Credit Union Bill


Dáil Éireann, 8th November 2012

Thank you for the opportunity to speak on this Bill.

The economic crash of recent years was the perfect storm in financial terms, creating repercussions which were felt at global, national and local level and while many families in urban and rural areas of Ireland may not have felt that they were going to be impacted by the collapse of Lehman Brothers in the US, the chain of events set in train by the collapse of that bank was to have an effect that is now being felt by thousands of hard-pressed families across the state juggling huge household debts, high household bills, unemployment or under employment and reduced access to credit.

Essentially, the banking collapse of recent years caused huge uncertainty in banking circles, which necessitated the conducting of stress tests on banks across Europe, which in turn showed up pretty disastrous results for Irish banks and highlighted the need for greater regulation of lending.  This increased financial regulation has required that financial institutions hold greater reserves and this necessity for increasing reserves has created a situation whereby many families in east Galway who regularly got over particularly difficulty financial periods, such as a child starting college, or the expense of Christmas, with the help of a loan from the Credit Union, now found that the loan was not forthcoming and they found that there were no other options available to them.

The Credit Union Bill before us today arose out of the Final Report of the Commission on Credit Unions, which was agreed over a nine-month period between June 2011 and March 2012 by all Commission members, including the Irish League of Credit Unions.
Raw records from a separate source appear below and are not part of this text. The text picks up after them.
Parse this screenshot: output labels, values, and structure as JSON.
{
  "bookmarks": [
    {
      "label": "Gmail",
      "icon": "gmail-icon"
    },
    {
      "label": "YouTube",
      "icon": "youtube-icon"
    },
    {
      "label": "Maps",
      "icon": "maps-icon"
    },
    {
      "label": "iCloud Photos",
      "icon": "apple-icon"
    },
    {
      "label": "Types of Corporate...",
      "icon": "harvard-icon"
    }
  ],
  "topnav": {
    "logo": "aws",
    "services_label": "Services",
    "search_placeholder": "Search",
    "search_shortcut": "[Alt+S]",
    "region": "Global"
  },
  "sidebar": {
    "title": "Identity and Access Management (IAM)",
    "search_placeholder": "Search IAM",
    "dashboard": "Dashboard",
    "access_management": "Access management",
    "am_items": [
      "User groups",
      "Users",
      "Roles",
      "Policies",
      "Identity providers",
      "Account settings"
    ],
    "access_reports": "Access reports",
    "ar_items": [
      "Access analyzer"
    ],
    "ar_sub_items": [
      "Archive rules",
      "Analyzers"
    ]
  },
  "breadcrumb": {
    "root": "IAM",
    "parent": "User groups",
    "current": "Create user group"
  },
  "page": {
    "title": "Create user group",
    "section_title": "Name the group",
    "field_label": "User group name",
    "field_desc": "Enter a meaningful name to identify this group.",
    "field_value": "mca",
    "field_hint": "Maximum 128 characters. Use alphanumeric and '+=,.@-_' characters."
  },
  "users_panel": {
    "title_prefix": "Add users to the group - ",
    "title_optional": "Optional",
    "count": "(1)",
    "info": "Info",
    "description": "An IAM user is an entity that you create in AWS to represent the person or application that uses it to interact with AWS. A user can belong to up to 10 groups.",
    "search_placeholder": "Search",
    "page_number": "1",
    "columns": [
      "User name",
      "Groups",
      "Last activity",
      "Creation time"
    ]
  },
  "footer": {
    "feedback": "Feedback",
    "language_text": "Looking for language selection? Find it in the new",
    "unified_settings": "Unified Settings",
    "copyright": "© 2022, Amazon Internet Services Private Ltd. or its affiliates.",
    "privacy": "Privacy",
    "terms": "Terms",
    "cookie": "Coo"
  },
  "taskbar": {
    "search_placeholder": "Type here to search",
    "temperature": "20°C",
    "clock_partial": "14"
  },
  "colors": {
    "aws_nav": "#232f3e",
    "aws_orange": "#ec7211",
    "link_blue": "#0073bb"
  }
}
The Bill covers 60 of the recommendations contained in the report of that Commission and I’m glad to note that as part of that process, submissions were sought from members of the public and interested parties.

Despite facing huge budgetary difficulties, the extent to which this Government is committed to supporting Credit Unions was demonstrated by the fact that it has put aside €500 million to deal with problems within the sector. This is a very significant injection into the sector at a time when the nation’s coffers are empty and underlines the fact that this Government understands the crucial role that Credit Unions play in every community across the country.

The success of the Credit Union movement in Ireland to date was built on the fact that local volunteers were willing to give of their time for a worthy local cause. The Bill recognises the voluntary nature of the movement, but provides for greater clarity in terms of the roles of all involved, as well as enhanced training for volunteers and in particular for directors.

There are four main provisions in the Bill; these deal with prudential regulation in terms of reserves, liquidity and risk management; governance and roles and responsibilities of various figures; restructuring via transfers, mergers and amalgamations and stabilisation through the provision of the aforementioned support to credit unions that are undercapitalised.

I am glad to note that the Irish League of Credit Unions has given a broad welcome to the Bill, although they do have outstanding concerns in a number of areas.

In recent weeks, I have met with many Credit Union members in both Tuam and Ballinasloe and discussed the issues raised by this Bill and the possible ramifications it may have and I have also met with Managers of local Credit Unions to hear their views and concerns.  One concern raised on a number of occasions is that although electronic payment accounts were included in the recommendations of the Commission, they haven’t been included in the Bill, and many members feel that this is as a result of the banks trying to stymie the Credit Union movement.

The imposition of term limits on board members is another element of the Bill that worries a great many members as they feel that many smaller Credit Unions will find it particularly difficult to find the necessary volunteers in a small local area to ensure the regular turnover of Board members.

With three million members, the Credit Union movement is embedded in communities all across the country.  The Credit Union often provides the economic lifeblood for families in these communities and that is why it is imperative that this Government continues to support the movement and the ideals it represents.

Credit Unions didn’t make the lending mistakes that the banks made and these voluntary co-operative movements should not suffer for the sins of the banks.  The distinction between the banks and the Credit Union movement should be to the forefront in everyone’s minds as this debate continues and we must ensure that as this Bill is enacted, members and volunteers with Credit Unions do not find themselves in a more difficult position in years to come because of the irresponsible lending of bankers operating in a loosely regulated and solely commercial venture.

Rather than place any obstacles in the way of local Credit Unions, we must continue to support the movement so that families continue to have access to funds to tide them over difficult periods and also continue to support the ideals of the movement, that of local communities helping themselves.